Jump to ContentJump to Main Navigation
The End of the Irish Poor Law?Welfare and healthcare reform in revolutionary and independent Ireland$
Users without a subscription are not able to see the full content.

Donnacha Seán Lucey

Print publication date: 2015

Print ISBN-13: 9780719087578

Published to Manchester Scholarship Online: May 2016

DOI: 10.7228/manchester/9780719087578.001.0001

Show Summary Details
Page of

PRINTED FROM MANCHESTER SCHOLARSHIP ONLINE (www.manchester.universitypressscholarship.com). (c) Copyright Manchester University Press, 2018. All Rights Reserved.

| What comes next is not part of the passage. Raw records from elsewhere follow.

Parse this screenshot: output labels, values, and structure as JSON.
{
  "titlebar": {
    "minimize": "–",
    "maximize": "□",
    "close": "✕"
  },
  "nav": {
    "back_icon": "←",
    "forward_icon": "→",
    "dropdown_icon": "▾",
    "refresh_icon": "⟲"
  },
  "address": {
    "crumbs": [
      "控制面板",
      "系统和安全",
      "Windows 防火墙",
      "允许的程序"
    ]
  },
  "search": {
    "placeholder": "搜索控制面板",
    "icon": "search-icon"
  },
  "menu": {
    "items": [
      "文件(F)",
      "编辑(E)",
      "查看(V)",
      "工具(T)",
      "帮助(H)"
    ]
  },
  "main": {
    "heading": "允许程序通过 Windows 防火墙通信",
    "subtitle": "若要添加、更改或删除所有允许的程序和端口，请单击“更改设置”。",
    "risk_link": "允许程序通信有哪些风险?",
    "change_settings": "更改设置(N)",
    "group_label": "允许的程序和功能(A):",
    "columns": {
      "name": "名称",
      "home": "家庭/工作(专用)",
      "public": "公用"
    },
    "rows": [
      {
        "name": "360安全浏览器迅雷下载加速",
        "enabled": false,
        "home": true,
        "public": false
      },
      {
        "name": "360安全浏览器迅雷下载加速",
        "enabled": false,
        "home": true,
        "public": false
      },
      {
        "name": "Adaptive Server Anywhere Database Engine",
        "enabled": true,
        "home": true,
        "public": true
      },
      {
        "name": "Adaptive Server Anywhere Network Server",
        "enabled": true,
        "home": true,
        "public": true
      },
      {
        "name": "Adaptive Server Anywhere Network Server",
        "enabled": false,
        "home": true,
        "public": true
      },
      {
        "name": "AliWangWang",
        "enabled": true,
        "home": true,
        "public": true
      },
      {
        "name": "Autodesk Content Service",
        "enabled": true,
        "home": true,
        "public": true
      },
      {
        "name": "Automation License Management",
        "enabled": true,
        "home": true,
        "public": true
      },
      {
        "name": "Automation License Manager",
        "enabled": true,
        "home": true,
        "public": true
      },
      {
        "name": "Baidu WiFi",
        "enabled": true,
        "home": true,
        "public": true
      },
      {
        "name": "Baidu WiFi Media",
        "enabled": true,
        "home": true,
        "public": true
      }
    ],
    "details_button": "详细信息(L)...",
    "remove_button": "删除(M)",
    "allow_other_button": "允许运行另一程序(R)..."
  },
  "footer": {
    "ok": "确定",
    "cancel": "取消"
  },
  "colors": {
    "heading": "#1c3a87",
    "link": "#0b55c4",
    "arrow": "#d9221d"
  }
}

Under the terms of the licence agreement, an individual user may print out a PDF of a single chapter of a monograph in MSO for personal use (for details see www.manchester.universitypressscholarship.com/page/privacy-policy).date: 16 October 2018

Single mothers and institutionalisation

Single mothers and institutionalisation

Chapter:
(p.82) 3 Single mothers and institutionalisation
Source:
The End of the Irish Poor Law?
Author(s):

Donnacha Seán Lucey

Publisher:
Manchester University Press
DOI:10.7228/manchester/9780719087578.003.0003

This chapter examines the institutionalisation of unmarried mothers during the Free State. It explores the place of a range of institutions including county homes, Magdalen laundries and mother and baby homes. In particular, it examines the dynamics that led to institutionalisation of women into mother and baby homes. It also concentrates on the institutional regimes, particularly looking at county homes. It examines to what extent where these institutions representative of what has been termed Ireland ‘architecture of containment’. It concludes that Mother and Baby Homes were incarceral-type institutions while county homes were more flexible. This chapter provides important material relating to mother and baby homes which is relevant to modern debates and controversies.

Keywords:   Unmarried mothers, county homes, mother and baby homes, illegitimacy, infant mortality, institutional conditions

Manchester Scholarship Online requires a subscription or purchase to access the full text of books within the service. Public users can however freely search the site and view the abstracts and keywords for each book and chapter.

Please, subscribe or login to access full text content.

If you think you should have access to this title, please contact your librarian.

To troubleshoot, please check our FAQs, and if you can't find the answer there, please contact us.